So, seriously, if I can do it, if Joe "Angry Joe" Vargas can do it, if John "TotalBiscuit" Bain can do it, if hundreds if not thousands of others can do it... why can't she? Oh, it might cut into her speaking engagement time, and I guess she wouldn't want that. And I do it working 40+ hours a week at my normal job and don't get paid for it like some others do from ad revenue on YouTube (Angry Joe and TotalBiscuit, as examples). I don't have the luxury of making enough from ad revenue to support myself without a normal job, and I still make and put out videos; just not in the same time fashion or amount that others do. I do it in my spare time and buy everything out of my own pocket to do so (next up is a new video editing PC). I don't get free games to review like others (or like I used to when I worked for a small press site) nor do I get them early enough to have reviews and such out at 12:01 AM on release day like others do-- but I often get them out by the weekend after release.
If I can do it, working 40-80 hours a week, why is it so difficult for her? She has other people helping her, like her BF/FemFreq business partner. I don't.
Anita's 'job' seems to be her speaking engagement tour dates and nothing else, right now (haven't heard any more on her 'consulting' since DICE and Bungie). She uses the same script and slides for every single one, so it's not like she has to do tons of research in between them.

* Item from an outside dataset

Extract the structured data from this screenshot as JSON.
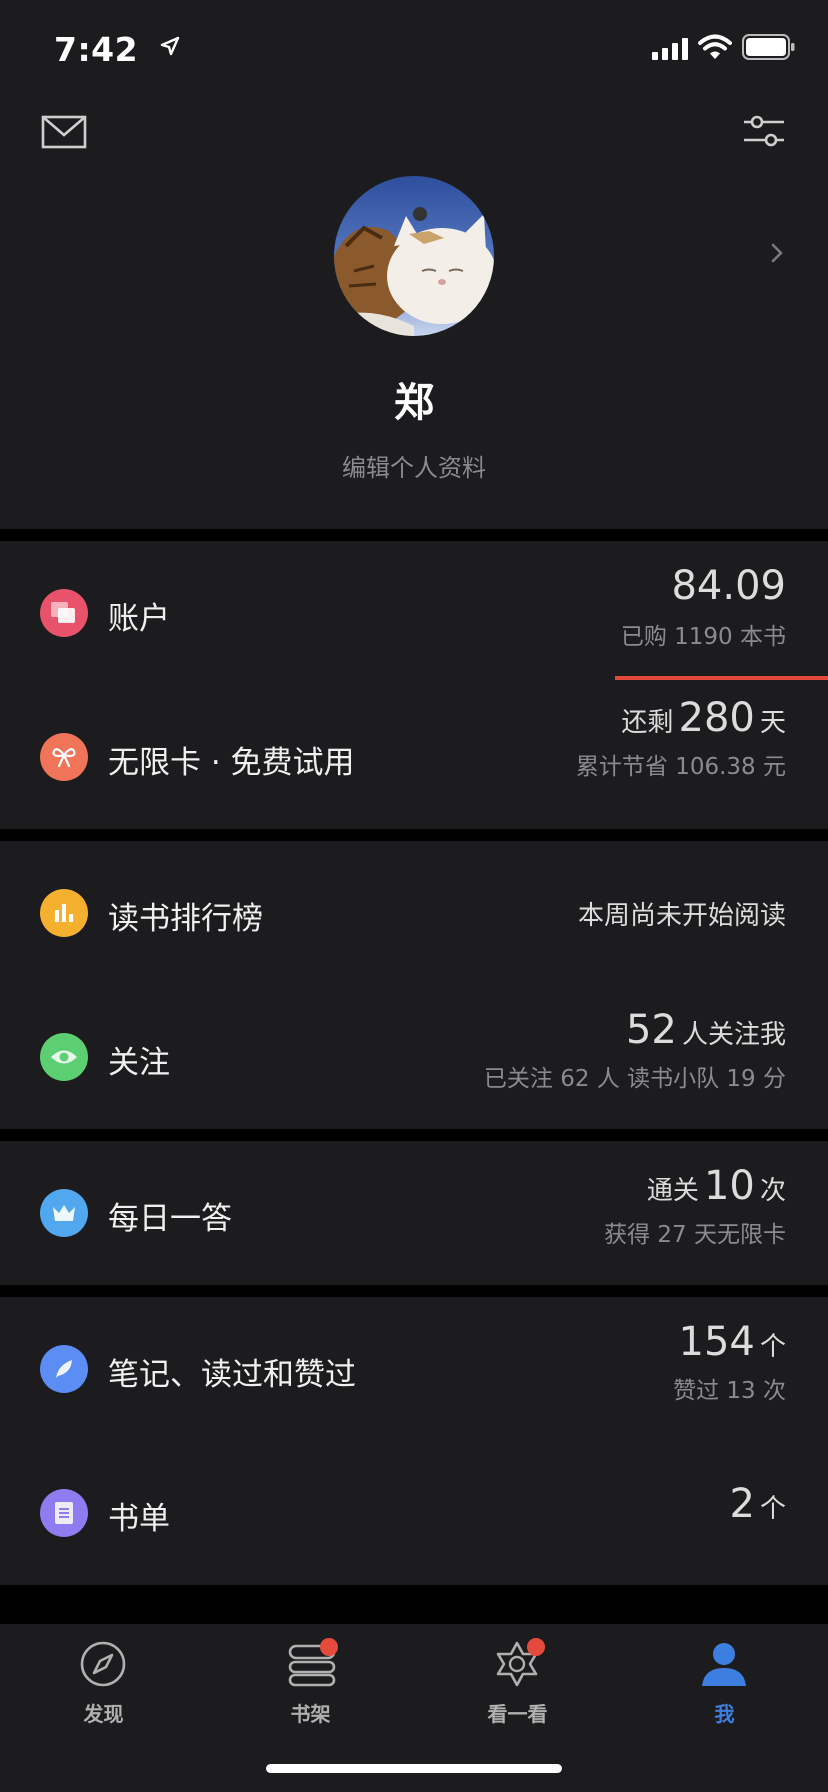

Plus, she was already paid over $100,000 to make the videos; and she can't even get them out more than once every few months-- and certainly not on time, considering the promise date for the full series is over a year past, now.
Anyway this is a distraction from the argument that I'm expressing, and you seem to object about.
I don't care where Anita got the video from, but if I were doing said TvW project myself I'd have made the effort to acquire the video myself, because it takes just as long to watch a video as it does to play a game.
You should care where she got the video footage used from for a reason you mentioned earlier in the thread... you said it is for academic purposes (and she has said it would be academic for use in classrooms). In regards to the let's play footage she used without credit/citation, she gave the implication she recorded said videos herself. In academic terms, original research. In academics, if one simply uses another's work without citation, it is called plagiarism. As a student, it can be grounds for being kicked out of school. As a teacher/professor it can be grounds for termination and potentially the loss of a degree or doctorate. Anita has a master's degree. She should know all about citation.
Because it is highly unlikely her intended audience, which is not gamers, would notice she used videos that others made, she didn't bother to cite the sources of said videos. Why? Because her intended audience would just assume she did everything for the project, herself (or someone working with her did it). To her intended audience, it is her own original research. They have no idea whether some Let's Player did the actual game play and recording of the video and Anita is just using it without citation. Nor do they care.
If you would take the time and effort to record all the footage yourself and play the games, then good on you. Anita, however, has decided to take the easier way out and plagiarize other people's work and leave the inference that the work is her own.